Social Movements: Elements of Change

Posted on June 27, 2012 by


Charles Tilly, esteemed sociologist, political scientist, and historian, is probably best known for penning scores of articles and lecturing on the relationship between politics and society, or social movements. Now, it’s true that not all social change requires a political change, but a fair amount does and given the political fervor in our world today, it seems appropriate that we explore the elements of social movements in the context of political change and social media.

According to Charles Tilly, social movements are a series of contentious performances, displays, and campaigns by which ordinary people made collective claims on others; a major vehicle for ordinary people’s participation in public politics. He goes on to say that to be successful, there are three major elements to any social movement:

  1. Campaigns: a sustained, organized public effort making collective claims of target authorities;
  2. Repertoire: employment of combinations from among the following forms of political action: creation of special-purpose associations and coalitions, public meetings, solemn processions, vigils, rallies, demonstrations, petition drives, statements to and in public media, and pamphleteering; and
  3. WUNC displays: participants’ concerted public representation of Worthiness, Unity, Numbers, and Commitments on the part of themselves and/or their constituencies.

So building off his definition, here are some other questions for us to consider:

  • How do you define a “movement”? Is it the same as Tilly’s?
  • Do you think the elements are still relevant?
  • What role does social media play in these elements? Is it a necessary piece?
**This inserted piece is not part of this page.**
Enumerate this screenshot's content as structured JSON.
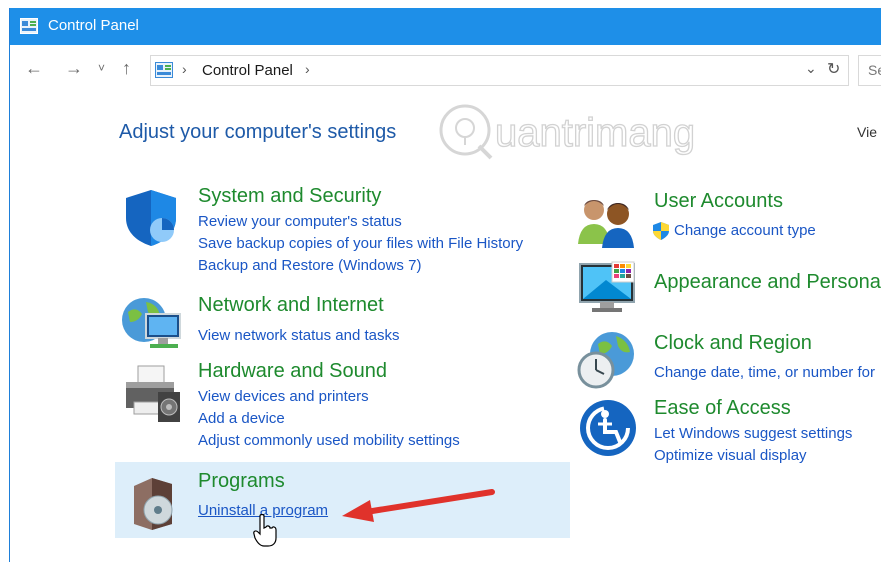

In keeping with our recent shift to broaden our scope to all things social change, we definitely want to hear from both charities and others that don’t necessarily fit the non-profit mold. Should be a lively, relevant exchange for anyone who’s part of the greater social change community and looking to share ideas. Please join in!